However, regulatory officials have signaled that the standards are not the end of their efforts to promote inclusion.

Most of the six agencies declined to comment for this article, but Stuart Ishimaru, who heads the CFPB's minority and women inclusion office, said in an email relayed by an agency spokesman that the standards are only a "first step."

"The CFPB is developing plans to use these standards to engage with its regulated entities, to encourage increased levels of diversity and inclusion, and to share information that would better inform the agency and the public on activities engaged in by the entity," Ishimaru said in the email.

"As we move forward with these efforts, the CFPB will continually look to the question of whether the standards and these processes can be improved, and what further guidance may help financial institutions improve diversity and inclusion."

The final guidelines also drew rebukes from Sen. Bob Menendez, D-N.J., and Luis Aguilar, an SEC commissioner, who dissented from the agency's decision to back them. Their criticism that the guidelines are only voluntary reiterated concerns that had surfaced when regulators first proposed the guidelines in October 2013.

Aguilar said the voluntary standards make it difficult for policymakers to obtain meaningful data about diversity practices.

"Future policy change to the demographics in the financial services industry now relies on the mere hope that companies will act in good faith to use the standards ... and conduct effective self-assessments, and to use the information derived from these self-assessments to promote diversity and inclusion," he said. "I hope that they do, but the track record of many companies in the financial services industry belies that hope."

Greenlining's Werblin noted that a number of banks have already established advanced diversity and inclusion programs on their own. But there are state jurisdictions where the assessment of diversity practices is required. In California, for example, insurance firms must do such assessments, though the state did not create minimum standards for them to meet.

"What we've seen is that when institutions are required to report this data, they view it as, 'OK, we have to make this a priority,'" Werblin said. By contrast, the federal regulators have "given financial institutions the ability to not meet those standards."

But industry representatives counter that the agencies were limited in their ability to impose tougher requirements.

"The agencies did what Congress required them to do under Dodd-Frank. It didn't require that there be mandatory regulations," said Alan Kaplinsky, a partner at Ballard Spahr.

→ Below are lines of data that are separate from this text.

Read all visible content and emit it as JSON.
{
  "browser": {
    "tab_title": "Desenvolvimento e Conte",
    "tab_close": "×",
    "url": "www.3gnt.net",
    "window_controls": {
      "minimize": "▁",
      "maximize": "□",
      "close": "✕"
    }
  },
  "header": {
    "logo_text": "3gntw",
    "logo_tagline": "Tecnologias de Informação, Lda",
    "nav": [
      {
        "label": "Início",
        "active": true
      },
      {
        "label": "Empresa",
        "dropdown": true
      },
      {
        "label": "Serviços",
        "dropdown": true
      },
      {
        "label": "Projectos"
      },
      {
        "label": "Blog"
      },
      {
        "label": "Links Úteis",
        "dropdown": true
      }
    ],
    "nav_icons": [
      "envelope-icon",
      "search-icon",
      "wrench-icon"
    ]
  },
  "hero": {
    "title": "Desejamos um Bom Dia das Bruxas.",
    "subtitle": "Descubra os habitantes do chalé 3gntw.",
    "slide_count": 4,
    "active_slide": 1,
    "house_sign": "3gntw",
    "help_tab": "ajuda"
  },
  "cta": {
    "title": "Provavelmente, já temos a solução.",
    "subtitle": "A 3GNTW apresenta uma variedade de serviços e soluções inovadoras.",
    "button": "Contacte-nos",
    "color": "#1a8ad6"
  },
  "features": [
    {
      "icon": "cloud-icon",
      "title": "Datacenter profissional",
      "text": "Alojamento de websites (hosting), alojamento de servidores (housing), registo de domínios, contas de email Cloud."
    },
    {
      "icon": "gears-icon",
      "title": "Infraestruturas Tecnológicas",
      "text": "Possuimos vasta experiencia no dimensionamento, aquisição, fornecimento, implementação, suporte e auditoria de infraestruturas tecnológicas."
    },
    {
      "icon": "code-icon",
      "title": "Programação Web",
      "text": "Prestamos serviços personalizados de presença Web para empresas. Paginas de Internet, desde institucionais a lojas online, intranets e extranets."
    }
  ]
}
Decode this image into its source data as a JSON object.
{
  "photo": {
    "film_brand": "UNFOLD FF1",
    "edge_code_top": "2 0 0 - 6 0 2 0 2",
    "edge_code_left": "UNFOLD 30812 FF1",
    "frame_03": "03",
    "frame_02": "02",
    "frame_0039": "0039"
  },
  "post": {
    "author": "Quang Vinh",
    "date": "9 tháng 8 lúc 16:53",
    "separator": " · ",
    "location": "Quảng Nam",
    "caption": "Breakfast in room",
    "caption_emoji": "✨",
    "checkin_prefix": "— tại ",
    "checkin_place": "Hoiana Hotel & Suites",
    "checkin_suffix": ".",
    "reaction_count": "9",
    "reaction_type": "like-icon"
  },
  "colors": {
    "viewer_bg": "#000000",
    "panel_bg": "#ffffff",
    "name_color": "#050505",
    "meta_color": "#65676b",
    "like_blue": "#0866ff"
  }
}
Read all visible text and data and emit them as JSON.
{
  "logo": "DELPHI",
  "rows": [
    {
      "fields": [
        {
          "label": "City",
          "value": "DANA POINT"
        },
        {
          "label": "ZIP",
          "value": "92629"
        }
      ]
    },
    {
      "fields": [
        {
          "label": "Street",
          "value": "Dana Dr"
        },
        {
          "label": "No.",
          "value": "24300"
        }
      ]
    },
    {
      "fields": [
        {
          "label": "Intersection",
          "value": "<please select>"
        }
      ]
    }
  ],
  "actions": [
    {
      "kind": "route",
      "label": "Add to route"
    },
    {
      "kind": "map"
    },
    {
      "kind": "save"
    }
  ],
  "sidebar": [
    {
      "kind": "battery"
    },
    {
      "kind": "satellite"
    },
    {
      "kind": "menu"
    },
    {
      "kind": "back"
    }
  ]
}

Deborah Meshulam, a partner at DLA Piper, said it is "an open question" whether the statute would have allowed the agencies to be more aggressive. And even if the law permitted a tougher stance, such as agency-run assessments, the statutory limits on the regulators' use of data for enforcement activities would discourage regulators from taking it.

"In some ways, [making it voluntary] makes sense," she said. If the agencies had to do the assessments instead, "just think about how many resources would be required to conduct these assessments and only to be at a place in the end where you can't require enforcement."

However, the agencies' light touch does not preclude them going further in the future, Meshulam added.

"They've given regulated entities the opportunity to conduct it themselves in a way that is consistent with their size and the way in which they operate," she said. "Perhaps there could be a change of view among the agencies where they felt they were not getting any voluntary disclosure, so maybe they would change their approach and make it part of the examination."

Most institutions will still want to show that they are conducting assessments and adopting the voluntary standards, Kaplinsky said.

They "are going to take heed and they will follow the guidelines and make sure that their diversity and inclusion policies are in conformity," he said. "It's the right thing to do, and from a public relations standpoint I don't think any institution is going to want to be singled out as an institution that decided not to adopt diversity and inclusion policies."

Rachel Witkowski contributed to this article.